Witness Statement: Sabah Nasri
In honor of the memory of Farzad Kamangar, Shirin Alamhooee, Ali Haidarian, and Farhad Vakili—four ethnic Kurdish activists who were executed along with Mehdi Eslami by the government of the Islamic Republic of Iran on May 9, 2010—IHRDC releases a witness statement of Sabah Nasri, a former cellmate of Kamangar and Vakili.
Sabah Nasri, publisher of “Rujameh,” recounts his arbitrary arrest, detention and torture by Islamic Republic officials in Sanandaj and Tehran for his activities in support of Kurdish rights in Iran. Nasri also describes the regime’s treatment of Farzad Kamangar and Farhad Vakili, with whom he shared prison cells. Kamangar, Vakili and three other prisoners were executed on May 9, 2010, without notification to their families.
Name: Sabah Nasri
Place of Birth: Dehgolan, Kurdistan, Iran
Date of Birth: March 21, 1980
Occupation: Kurdish activist

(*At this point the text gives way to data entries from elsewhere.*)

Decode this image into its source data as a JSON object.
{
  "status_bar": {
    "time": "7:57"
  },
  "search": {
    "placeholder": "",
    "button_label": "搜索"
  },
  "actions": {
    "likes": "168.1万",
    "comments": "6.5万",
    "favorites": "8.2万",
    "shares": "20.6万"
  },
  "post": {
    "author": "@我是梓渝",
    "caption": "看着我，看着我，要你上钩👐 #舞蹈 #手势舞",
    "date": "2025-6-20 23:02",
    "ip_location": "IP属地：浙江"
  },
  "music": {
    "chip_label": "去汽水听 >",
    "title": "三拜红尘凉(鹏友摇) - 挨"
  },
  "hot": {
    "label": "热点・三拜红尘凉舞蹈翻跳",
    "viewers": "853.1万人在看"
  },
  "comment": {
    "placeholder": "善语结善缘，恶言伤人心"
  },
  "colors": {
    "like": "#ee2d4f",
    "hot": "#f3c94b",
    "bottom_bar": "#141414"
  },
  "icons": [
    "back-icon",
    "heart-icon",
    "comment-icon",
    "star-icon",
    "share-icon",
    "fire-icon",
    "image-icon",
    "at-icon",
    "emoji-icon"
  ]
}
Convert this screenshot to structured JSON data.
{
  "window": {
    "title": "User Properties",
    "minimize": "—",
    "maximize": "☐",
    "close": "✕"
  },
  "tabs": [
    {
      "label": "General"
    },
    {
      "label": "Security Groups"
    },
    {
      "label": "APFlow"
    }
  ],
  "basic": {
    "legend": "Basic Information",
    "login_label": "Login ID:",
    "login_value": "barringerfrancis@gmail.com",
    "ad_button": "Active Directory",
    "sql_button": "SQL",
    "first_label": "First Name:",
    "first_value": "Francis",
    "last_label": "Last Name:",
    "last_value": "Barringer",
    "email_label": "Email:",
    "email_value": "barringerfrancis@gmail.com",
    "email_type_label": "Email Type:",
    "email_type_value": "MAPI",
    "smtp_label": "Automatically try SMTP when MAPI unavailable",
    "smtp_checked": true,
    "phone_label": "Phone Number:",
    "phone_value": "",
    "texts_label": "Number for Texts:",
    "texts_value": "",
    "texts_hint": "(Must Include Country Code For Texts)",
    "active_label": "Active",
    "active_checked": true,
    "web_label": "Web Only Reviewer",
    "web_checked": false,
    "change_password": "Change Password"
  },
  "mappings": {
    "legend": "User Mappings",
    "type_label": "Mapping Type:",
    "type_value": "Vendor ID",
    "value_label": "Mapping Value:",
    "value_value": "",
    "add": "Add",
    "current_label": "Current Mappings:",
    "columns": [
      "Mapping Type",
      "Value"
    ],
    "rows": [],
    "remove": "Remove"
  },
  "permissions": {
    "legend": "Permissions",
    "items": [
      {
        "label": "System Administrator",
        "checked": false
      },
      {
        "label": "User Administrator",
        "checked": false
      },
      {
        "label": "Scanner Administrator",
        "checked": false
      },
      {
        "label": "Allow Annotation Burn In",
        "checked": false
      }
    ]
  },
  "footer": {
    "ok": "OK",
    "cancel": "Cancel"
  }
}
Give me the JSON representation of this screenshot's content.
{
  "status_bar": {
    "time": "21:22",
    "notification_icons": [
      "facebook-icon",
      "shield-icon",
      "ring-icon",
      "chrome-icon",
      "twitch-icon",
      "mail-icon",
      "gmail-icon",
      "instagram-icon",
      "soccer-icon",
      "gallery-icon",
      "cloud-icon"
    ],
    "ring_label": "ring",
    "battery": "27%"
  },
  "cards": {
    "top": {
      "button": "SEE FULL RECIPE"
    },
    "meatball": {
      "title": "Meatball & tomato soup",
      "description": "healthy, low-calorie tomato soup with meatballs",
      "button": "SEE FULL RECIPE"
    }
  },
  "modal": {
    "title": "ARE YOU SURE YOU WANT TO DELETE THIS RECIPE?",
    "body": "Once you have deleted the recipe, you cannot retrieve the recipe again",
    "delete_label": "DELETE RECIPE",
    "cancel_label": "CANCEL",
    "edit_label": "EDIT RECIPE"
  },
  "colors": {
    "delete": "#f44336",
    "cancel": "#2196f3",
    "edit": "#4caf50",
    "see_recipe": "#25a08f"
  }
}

Interviewing Organization: Iran Human Rights Documentation Center (IHRDC)
Date of Interview: February 22, 2011
Interviewer: IHRDC Staff
This statement was prepared pursuant to an interview with Sabah Naasri. It was approved by Sabah Nasri on May 6, 2011.
1. My name is Sabah Nasri and I was born in 1980 in the city of Dehgolan in the province of Kurdistan in Iran.
2. As a student at Tehran University, I was active with a group of Kurdish students who were studying in different universities in Tehran. We regularly met to discuss the issues facing Kurdish minorities in Iran.
3. I was arrested for these activities and spent a year and half in prison. After I was released I was prevented from continuing my education. I remained in Iran for 13-14 months after my release from prison during which time I was threatened by the security forces due to having continued my political activities in Iran and in Tehran University. The security forces and in particular the interrogator in charge of my previous case file contacted me and threatened me that if I were to continue my activities, I would be re-arrested and detained. On top of that, many of my friends had been arrested during gatherings we held in the University but I was able to escape the security forces.
4. For these reasons I came to the conclusion that it was better to leave the country than get arrested again. On February 16, 2010 I left Iran.
5. While at University, my friends and I published a magazine called “Rujameh” that I was managing director of. We obtained the publication license for this magazine from Tehran University and its circulation was three thousand copies. We distributed it in different Kurdish cities as well.
6. The magazine was shut down for four months because the Office of Culture and Islamic Guidance of Sanandaj filed a formal complaint against the magazine. After those four months, we reopened the magazine and continued to publish.
7. Eventually, on account of my activities with the magazine and also my participation in gatherings and protests on student day—December 7—and international mother language day—February 21—and generally against the Islamic Republic of Iran’s policy of repression in Kurdistan, I was arrested on July 13, 2007 along with a friend. I spent 18 months in detention.
8. During the summer vacation of 2007, I was in Sanandaj, Kurdistan, along with my friend Hedayat Ghazali when we were approached and arrested by a group of plain clothes agents. They put us in a black Peugeot and told us they were taking us to “offer some explanations” and “answer a series of questions”—a process that took 18 months!